When you first start selling on Amazon, it can be overwhelming.  There are all sorts of new terms you need to understand.  There’s the SKU number, ASIN number, FNSKU number, UPC number, etc.

For this blog post, I’m going to focus on the SKU number and how to make it useful to your Amazon business.  And if you read to the bottom, I’ll show you how to make this process automatic.

What is an Amazon Seller SKU

A SKU (Stock Keeping Unit) is a unique number assigned by the seller when listing an item.  This is a number that only you can see, and you use it to track an organize your Amazon business.   It can contain any number or letter combination that you want, but there is a 40-character limit.  You could just keep it simple and use a sequence like 00001.  Then move up increments of one every time you list a book.  However, if you’re a little creative, you can use this code to impart the following information.

 Information to Include in the SKU
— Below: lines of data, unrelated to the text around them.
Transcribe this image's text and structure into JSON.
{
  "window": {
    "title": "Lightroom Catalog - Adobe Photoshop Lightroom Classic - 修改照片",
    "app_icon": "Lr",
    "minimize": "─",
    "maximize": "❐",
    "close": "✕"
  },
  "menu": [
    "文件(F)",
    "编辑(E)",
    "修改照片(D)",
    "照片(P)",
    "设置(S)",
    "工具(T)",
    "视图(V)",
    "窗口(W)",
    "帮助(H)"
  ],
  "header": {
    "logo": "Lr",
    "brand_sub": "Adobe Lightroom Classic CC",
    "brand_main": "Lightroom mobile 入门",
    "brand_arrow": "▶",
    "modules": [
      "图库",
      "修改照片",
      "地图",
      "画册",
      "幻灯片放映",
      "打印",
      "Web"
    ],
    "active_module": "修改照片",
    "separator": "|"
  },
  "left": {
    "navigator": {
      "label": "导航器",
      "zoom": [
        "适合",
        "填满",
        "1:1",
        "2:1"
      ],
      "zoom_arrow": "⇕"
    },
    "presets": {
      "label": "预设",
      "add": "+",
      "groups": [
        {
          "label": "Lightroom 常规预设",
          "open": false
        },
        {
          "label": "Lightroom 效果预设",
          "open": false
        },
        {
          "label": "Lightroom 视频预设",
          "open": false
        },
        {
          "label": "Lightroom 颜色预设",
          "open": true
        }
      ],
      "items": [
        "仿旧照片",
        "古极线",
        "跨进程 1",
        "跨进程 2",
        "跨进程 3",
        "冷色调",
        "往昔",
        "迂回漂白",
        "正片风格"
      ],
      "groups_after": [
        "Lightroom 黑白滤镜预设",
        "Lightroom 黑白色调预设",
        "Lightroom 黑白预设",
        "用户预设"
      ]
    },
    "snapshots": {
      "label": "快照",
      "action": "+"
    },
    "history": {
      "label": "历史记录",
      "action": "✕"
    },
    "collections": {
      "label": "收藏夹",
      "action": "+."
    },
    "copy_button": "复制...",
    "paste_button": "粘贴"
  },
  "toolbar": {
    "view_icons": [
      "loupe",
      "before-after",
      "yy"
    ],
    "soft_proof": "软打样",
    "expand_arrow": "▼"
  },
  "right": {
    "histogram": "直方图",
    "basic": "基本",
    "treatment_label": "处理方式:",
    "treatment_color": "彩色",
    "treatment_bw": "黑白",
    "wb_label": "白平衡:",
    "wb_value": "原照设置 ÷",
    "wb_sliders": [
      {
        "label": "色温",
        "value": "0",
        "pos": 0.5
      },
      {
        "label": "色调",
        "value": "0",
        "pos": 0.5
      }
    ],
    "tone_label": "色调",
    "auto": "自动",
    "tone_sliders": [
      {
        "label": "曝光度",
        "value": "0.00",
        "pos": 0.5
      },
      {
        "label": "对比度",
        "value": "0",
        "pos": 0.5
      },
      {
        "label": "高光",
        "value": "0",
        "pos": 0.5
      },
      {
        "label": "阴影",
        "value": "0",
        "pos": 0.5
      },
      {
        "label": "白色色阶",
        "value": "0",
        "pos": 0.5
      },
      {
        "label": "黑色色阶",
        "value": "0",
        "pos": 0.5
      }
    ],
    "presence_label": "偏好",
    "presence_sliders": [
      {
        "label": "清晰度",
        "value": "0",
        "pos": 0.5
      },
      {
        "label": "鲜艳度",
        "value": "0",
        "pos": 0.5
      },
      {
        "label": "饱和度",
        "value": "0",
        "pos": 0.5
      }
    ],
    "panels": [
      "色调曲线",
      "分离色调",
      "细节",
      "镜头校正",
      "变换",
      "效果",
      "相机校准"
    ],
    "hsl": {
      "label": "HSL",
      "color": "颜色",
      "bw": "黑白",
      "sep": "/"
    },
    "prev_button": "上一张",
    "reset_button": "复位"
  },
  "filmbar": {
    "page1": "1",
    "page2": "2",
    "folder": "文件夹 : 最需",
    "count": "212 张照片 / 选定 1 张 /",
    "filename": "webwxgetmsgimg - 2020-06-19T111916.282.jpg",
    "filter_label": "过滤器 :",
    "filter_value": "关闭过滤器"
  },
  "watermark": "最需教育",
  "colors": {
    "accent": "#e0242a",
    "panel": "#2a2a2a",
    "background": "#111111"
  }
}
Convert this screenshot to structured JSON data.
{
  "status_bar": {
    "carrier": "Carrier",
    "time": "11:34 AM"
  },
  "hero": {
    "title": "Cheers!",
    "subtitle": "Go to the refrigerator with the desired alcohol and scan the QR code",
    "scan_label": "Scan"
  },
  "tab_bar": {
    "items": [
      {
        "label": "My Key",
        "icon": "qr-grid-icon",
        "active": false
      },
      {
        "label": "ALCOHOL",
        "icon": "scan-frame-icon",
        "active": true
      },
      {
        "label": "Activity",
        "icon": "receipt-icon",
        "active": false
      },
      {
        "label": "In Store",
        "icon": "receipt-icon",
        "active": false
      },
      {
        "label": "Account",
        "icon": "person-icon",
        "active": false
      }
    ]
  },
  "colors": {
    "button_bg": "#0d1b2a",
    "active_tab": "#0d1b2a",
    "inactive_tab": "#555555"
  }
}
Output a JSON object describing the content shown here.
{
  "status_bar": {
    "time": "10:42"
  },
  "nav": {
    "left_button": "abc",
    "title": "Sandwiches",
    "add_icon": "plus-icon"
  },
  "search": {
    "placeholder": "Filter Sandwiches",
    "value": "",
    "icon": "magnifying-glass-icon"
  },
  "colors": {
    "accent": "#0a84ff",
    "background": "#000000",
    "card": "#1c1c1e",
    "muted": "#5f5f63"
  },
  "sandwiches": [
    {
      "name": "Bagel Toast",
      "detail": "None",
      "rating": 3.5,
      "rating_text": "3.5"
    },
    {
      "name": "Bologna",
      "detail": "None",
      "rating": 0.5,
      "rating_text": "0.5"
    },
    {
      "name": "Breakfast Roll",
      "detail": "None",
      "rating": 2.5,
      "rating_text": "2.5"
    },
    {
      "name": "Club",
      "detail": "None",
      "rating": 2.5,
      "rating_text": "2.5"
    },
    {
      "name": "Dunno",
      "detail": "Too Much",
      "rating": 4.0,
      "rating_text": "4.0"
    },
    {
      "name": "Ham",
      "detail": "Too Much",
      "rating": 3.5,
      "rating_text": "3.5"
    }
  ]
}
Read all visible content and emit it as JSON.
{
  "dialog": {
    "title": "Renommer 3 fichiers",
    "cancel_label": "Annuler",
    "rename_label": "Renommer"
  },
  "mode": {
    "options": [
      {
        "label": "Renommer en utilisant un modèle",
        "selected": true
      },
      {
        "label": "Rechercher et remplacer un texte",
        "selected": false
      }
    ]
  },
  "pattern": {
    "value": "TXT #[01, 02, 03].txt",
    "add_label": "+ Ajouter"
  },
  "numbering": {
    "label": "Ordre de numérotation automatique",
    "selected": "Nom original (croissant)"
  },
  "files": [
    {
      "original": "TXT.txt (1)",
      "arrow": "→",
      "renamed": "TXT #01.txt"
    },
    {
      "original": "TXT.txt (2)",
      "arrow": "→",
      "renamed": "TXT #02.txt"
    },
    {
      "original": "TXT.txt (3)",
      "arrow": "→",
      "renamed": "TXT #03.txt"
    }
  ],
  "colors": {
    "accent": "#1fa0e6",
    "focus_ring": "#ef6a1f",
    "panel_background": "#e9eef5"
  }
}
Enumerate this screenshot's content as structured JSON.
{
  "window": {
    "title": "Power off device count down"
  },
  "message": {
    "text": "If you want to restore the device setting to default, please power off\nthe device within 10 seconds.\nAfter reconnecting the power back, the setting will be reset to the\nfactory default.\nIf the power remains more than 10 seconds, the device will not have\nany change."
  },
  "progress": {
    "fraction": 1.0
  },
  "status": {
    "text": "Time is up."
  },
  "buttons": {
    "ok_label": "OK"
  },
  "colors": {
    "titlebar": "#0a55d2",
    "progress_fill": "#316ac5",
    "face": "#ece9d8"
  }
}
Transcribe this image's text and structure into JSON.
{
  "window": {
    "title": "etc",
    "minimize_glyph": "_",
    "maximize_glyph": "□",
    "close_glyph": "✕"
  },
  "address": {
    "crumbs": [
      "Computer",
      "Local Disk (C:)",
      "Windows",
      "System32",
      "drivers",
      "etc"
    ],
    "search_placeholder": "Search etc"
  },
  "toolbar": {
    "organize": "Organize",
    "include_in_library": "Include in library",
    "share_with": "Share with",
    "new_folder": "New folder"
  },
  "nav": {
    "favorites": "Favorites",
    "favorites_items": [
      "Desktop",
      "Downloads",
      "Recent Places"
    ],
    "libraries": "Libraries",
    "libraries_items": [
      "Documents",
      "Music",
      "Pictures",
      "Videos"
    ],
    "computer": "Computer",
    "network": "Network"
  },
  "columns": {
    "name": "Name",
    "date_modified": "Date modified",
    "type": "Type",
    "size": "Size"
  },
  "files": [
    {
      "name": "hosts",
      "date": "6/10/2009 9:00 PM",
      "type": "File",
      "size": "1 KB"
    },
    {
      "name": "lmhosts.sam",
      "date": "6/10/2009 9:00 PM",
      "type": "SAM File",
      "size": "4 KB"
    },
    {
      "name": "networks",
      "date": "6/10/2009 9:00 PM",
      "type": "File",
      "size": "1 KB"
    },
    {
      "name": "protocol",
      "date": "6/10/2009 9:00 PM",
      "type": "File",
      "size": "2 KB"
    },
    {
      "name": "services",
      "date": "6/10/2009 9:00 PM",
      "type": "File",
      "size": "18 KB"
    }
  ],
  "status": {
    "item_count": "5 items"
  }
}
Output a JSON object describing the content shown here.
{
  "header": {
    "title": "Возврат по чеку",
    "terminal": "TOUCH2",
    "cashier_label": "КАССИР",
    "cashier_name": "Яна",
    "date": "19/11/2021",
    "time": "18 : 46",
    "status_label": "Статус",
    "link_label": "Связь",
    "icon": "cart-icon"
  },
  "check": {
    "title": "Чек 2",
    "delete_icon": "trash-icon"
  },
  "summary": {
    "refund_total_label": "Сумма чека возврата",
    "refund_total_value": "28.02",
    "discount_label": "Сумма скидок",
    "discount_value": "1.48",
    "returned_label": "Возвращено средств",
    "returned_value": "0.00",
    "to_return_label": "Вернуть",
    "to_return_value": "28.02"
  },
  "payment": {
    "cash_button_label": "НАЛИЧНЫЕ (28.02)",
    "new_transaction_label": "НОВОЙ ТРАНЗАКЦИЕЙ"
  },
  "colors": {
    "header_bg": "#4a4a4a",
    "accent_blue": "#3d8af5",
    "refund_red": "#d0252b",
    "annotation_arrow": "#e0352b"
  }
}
  • Supplier – You can include where you purchased the item.  For example, if you bought a book at Goodwill, you can include the abbreviation “GW” in your SKU.  In this case, your SKU would look like this: GW-00001
  • Date Purchased/Listed – You can include the date you listed the item.  That way, when an item sells, you can see how many days, months, or years it took to sell.  Here’s an example: GW-00002-7-24-2017
  • Sales Rank – I’m surprised more people don’t use this.  I always put rank at the end of my SKU.  For example, If I sell a book, and the SKU number shows rank of 4,321,849, I can look at the date purchased and see how long it took this long-tail book to sell.  Here’s an example of a SKU with sales rank embedded.  GW-00003-7-24-2017-4321849
  • Location – This can be beneficial to a merchant fulfilled seller.  Knowing where your items is at can make your life easier.  You can use a 2 or 3-digit code for location.  For example 1B3= First Bookcase 3rd shelf down.  A SKU example could look like this: GW-00004-7-24-2017-1B3-4321849
  • Cost per Unit – It can be helpful to know what you paid for an item after it sells. That way you will know the exact profit. An example would look like this: GW-00005-7-24-2017-2.20-4321849
  • Condition – Use a one or letter code to identify the condition of an item. N=New, VG=Very Good.  This can be useful if you want to know if any of your “acceptable” items are selling.  Or if your repricer is matching the lowest price for that sub-condition.  GW-00006-7-24-2017-2.20-VG-4321849

Creating a SKU for FBA Sellers

If you are an FBA seller and you want your labels to print in the same order that you listed them, you will need to adjust your SKU.  Amazon sorts the SKUs in your FBA shipment alpha-numerically.  In other words, you will want your sequence near the beginning of the SKU.

In this example, the FBA labels will print out in the same order as listed since supplier is constant and the sequence is next.

  • GW-0001-G-2.20
  • GW-0002-VG-2.20
  • GW-0003-A-2.20

However, if you put in the condition in the beginning, the labels will print out in a different order:

  • G-GW-0001-2.20
  • VG-GW-0002-2.20
  • A-GW-0003-2.20

In this case, Amazon will sort the SKU that starts with “A” first.

Creating a Custom SKU Fast

You may be thinking that creating a custom SKU will take too much time when listing your products.  Yes, it will, if you do it manually.

Fortunately, the latest version of ScanLister can create custom SKUs automatically.  Now you can list your items fast AND have valuable information in your SKU number at the same time.